■ YOUR ASSIGNMENT
Count how many lines below include the string "xssfSheet". Only that number should appear in the reply.

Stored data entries
**********

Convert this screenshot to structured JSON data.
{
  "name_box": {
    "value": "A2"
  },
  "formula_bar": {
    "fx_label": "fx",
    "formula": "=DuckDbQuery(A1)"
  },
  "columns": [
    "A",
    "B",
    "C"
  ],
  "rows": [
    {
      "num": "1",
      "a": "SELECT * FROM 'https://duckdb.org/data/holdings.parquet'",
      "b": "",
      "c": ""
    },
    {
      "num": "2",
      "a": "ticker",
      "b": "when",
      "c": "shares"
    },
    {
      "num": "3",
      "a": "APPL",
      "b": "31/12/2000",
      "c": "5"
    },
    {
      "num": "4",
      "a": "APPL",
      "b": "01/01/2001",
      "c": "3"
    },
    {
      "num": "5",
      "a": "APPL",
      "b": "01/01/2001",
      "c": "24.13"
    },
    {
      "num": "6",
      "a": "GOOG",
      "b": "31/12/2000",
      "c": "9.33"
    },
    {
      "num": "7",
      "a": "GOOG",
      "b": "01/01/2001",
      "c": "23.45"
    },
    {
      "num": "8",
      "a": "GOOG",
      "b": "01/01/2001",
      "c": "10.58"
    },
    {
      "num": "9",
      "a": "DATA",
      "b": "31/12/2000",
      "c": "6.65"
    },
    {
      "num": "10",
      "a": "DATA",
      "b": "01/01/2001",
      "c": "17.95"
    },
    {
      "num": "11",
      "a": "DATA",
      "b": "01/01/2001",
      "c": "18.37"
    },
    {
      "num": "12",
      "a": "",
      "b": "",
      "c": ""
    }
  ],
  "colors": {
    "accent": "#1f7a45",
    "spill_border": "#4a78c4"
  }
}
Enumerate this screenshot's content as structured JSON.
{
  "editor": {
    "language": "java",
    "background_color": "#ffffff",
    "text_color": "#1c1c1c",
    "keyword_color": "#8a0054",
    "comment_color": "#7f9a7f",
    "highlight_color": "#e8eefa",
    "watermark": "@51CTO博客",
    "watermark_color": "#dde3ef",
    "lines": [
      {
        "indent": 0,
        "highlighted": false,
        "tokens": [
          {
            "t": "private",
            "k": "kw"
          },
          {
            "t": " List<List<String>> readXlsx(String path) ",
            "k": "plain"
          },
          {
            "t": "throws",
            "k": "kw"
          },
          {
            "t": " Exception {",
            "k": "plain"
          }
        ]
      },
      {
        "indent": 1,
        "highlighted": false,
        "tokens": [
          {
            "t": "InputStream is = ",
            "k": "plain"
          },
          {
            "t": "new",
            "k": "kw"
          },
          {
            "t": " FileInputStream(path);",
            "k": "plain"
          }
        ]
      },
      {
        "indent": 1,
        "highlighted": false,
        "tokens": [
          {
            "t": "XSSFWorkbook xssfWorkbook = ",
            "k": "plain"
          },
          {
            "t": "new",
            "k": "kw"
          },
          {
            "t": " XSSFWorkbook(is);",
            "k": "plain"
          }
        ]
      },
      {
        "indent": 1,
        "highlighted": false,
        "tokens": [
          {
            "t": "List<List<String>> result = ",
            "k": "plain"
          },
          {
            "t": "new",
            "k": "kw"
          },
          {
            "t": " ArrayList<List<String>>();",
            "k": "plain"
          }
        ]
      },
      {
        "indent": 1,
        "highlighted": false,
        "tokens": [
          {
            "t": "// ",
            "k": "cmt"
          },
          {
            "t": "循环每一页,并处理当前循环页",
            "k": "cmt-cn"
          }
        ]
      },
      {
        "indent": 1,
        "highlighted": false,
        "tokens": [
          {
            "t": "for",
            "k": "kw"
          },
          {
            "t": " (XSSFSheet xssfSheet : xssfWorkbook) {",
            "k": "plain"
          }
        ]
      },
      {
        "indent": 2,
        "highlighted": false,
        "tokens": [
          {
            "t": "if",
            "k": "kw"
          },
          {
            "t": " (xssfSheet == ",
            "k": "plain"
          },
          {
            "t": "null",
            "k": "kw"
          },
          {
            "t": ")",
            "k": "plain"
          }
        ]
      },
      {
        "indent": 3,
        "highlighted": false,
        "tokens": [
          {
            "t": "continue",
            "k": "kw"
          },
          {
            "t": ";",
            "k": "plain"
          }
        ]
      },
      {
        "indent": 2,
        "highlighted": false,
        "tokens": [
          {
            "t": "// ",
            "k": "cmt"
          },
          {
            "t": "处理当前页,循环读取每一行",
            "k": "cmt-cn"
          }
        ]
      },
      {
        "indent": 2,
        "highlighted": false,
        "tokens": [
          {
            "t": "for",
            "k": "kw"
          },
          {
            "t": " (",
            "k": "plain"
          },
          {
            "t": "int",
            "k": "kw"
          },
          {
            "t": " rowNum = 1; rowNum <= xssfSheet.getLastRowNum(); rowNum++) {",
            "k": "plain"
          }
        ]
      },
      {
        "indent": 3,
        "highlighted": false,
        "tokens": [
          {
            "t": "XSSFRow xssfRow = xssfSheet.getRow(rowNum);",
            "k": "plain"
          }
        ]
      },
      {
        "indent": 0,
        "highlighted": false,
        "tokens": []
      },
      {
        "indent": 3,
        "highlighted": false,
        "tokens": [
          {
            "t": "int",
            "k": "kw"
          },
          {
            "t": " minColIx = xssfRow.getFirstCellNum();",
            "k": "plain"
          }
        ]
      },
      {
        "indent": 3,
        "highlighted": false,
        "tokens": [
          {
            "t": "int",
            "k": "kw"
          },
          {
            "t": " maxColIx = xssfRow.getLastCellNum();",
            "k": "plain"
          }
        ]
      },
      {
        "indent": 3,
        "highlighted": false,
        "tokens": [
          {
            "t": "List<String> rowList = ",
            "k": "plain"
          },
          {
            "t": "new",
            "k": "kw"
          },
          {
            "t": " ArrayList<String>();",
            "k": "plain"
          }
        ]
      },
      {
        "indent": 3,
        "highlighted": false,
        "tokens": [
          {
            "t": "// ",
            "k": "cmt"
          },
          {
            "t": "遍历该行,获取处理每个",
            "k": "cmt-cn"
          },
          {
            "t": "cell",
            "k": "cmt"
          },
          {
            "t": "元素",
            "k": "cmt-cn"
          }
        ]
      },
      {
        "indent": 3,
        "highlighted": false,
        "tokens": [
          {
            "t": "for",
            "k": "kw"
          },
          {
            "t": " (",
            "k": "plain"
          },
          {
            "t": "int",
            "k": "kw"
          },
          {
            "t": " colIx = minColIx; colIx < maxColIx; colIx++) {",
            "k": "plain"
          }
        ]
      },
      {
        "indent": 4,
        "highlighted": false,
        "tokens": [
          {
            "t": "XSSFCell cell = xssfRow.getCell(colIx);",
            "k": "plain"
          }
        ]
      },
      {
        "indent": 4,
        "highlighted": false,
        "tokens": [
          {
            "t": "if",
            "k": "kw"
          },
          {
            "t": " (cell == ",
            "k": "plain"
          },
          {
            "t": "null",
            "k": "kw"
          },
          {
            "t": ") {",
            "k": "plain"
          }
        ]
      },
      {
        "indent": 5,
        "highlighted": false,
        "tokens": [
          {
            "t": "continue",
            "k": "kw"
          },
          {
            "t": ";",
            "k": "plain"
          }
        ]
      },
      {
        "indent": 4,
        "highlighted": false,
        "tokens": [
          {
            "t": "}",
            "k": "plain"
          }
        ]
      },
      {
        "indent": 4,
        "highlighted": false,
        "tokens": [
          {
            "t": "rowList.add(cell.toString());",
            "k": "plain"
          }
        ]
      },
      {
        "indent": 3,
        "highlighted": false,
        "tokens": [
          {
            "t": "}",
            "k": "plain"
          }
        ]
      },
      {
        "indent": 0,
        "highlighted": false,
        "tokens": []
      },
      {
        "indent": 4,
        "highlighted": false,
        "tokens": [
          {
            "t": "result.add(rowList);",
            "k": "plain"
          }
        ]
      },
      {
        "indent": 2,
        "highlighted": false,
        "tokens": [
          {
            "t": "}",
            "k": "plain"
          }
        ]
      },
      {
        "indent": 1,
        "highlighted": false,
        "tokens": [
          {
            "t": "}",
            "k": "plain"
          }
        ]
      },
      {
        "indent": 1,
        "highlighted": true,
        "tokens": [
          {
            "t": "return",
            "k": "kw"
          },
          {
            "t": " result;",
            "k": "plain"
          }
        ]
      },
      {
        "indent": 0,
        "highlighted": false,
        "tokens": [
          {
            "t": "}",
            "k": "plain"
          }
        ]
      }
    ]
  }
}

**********

■ ANSWER
4